───── Information given ─────
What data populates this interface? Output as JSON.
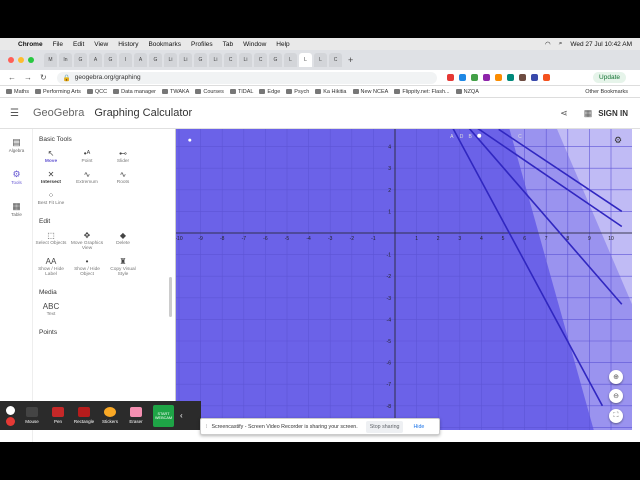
{
  "mac_menu": {
    "app": "Chrome",
    "items": [
      "File",
      "Edit",
      "View",
      "History",
      "Bookmarks",
      "Profiles",
      "Tab",
      "Window",
      "Help"
    ],
    "clock": "Wed 27 Jul  10:42 AM"
  },
  "tabs": [
    "M",
    "In",
    "G",
    "A",
    "G",
    "I",
    "A",
    "G",
    "Li",
    "Li",
    "G",
    "Li",
    "C",
    "Li",
    "C",
    "G",
    "L",
    "L",
    "L",
    "C"
  ],
  "address": {
    "url": "geogebra.org/graphing",
    "update_label": "Update"
  },
  "bookmarks": [
    "Maths",
    "Performing Arts",
    "QCC",
    "Data manager",
    "TWAKA",
    "Courses",
    "TIDAL",
    "Edge",
    "Psych",
    "Ka Hikitia",
    "New NCEA",
    "Flippity.net: Flash...",
    "NZQA"
  ],
  "other_bookmarks": "Other Bookmarks",
  "app": {
    "logo": "GeoGebra",
    "title": "Graphing Calculator",
    "signin": "SIGN IN"
  },
  "rail": [
    {
      "label": "Algebra",
      "icon": "algebra-icon"
    },
    {
      "label": "Tools",
      "icon": "tools-icon"
    },
    {
      "label": "Table",
      "icon": "table-icon"
    }
  ],
  "tools": {
    "basic_title": "Basic Tools",
    "basic": [
      {
        "label": "Move",
        "icon": "move-icon"
      },
      {
        "label": "Point",
        "icon": "point-icon"
      },
      {
        "label": "Slider",
        "icon": "slider-icon"
      },
      {
        "label": "Intersect",
        "icon": "intersect-icon"
      },
      {
        "label": "Extremum",
        "icon": "extremum-icon"
      },
      {
        "label": "Roots",
        "icon": "roots-icon"
      },
      {
        "label": "Best Fit Line",
        "icon": "best-fit-line-icon"
      }
    ],
    "edit_title": "Edit",
    "edit": [
      {
        "label": "Select Objects",
        "icon": "select-objects-icon"
      },
      {
        "label": "Move Graphics View",
        "icon": "move-graphics-view-icon"
      },
      {
        "label": "Delete",
        "icon": "delete-icon"
      },
      {
        "label": "Show / Hide Label",
        "icon": "show-hide-label-icon"
      },
      {
        "label": "Show / Hide Object",
        "icon": "show-hide-object-icon"
      },
      {
        "label": "Copy Visual Style",
        "icon": "copy-visual-style-icon"
      }
    ],
    "media_title": "Media",
    "media": [
      {
        "label": "Text",
        "icon": "text-icon"
      }
    ],
    "points_title": "Points"
  },
  "graph": {
    "x_ticks": [
      "-10",
      "-9",
      "-8",
      "-7",
      "-6",
      "-5",
      "-4",
      "-3",
      "-2",
      "-1",
      "0",
      "1",
      "2",
      "3",
      "4",
      "5",
      "6",
      "7",
      "8",
      "9",
      "10"
    ],
    "y_ticks": [
      "4",
      "3",
      "2",
      "1",
      "-1",
      "-2",
      "-3",
      "-4",
      "-5",
      "-6",
      "-7",
      "-8"
    ],
    "point_labels": [
      "A",
      "B",
      "C",
      "D"
    ],
    "colors": {
      "shade_dark": "#6b62e8",
      "shade_light": "#a9a4f1",
      "line": "#3027c0"
    }
  },
  "castify": {
    "buttons": [
      "Mouse",
      "Pen",
      "Rectangle",
      "Stickers",
      "Eraser"
    ],
    "webcam": "START WEBCAM",
    "share_msg": "Screencastify - Screen Video Recorder is sharing your screen.",
    "stop": "Stop sharing",
    "hide": "Hide"
  }
}
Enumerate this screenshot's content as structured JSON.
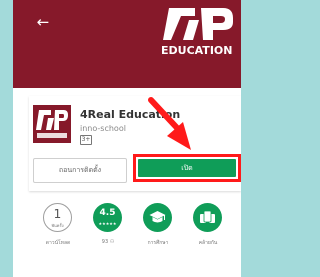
{
  "banner": {
    "back_icon": "arrow-left-icon",
    "brand_text": "EDUCATION",
    "color": "#86192a"
  },
  "app": {
    "title": "4Real Education",
    "developer": "inno-school",
    "content_rating_badge": "3+",
    "uninstall_label": "ถอนการติดตั้ง",
    "open_label": "เปิด",
    "accent_color": "#0f9d58",
    "highlight_color": "#ff1a1a"
  },
  "stats": {
    "downloads": {
      "number": "1",
      "unit": "พันครั้ง",
      "label": "ดาวน์โหลด"
    },
    "rating": {
      "value": "4.5",
      "stars": "★★★★★",
      "label": "93 ⚇"
    },
    "category": {
      "icon": "graduation-cap-icon",
      "label": "การศึกษา"
    },
    "similar": {
      "icon": "similar-apps-icon",
      "label": "คล้ายกัน"
    }
  }
}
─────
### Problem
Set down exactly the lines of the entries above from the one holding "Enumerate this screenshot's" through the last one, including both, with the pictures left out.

### Exercise output
Enumerate this screenshot's content as structured JSON.
{
  "banner": {
    "back_icon": "arrow-left-icon",
    "brand_text": "EDUCATION",
    "color": "#86192a"
  },
  "app": {
    "title": "4Real Education",
    "developer": "inno-school",
    "content_rating_badge": "3+",
    "uninstall_label": "ถอนการติดตั้ง",
    "open_label": "เปิด",
    "accent_color": "#0f9d58",
    "highlight_color": "#ff1a1a"
  },
  "stats": {
    "downloads": {
      "number": "1",
      "unit": "พันครั้ง",
      "label": "ดาวน์โหลด"
    },
    "rating": {
      "value": "4.5",
      "stars": "★★★★★",
      "label": "93 ⚇"
    },
    "category": {
      "icon": "graduation-cap-icon",
      "label": "การศึกษา"
    },
    "similar": {
      "icon": "similar-apps-icon",
      "label": "คล้ายกัน"
    }
  }
}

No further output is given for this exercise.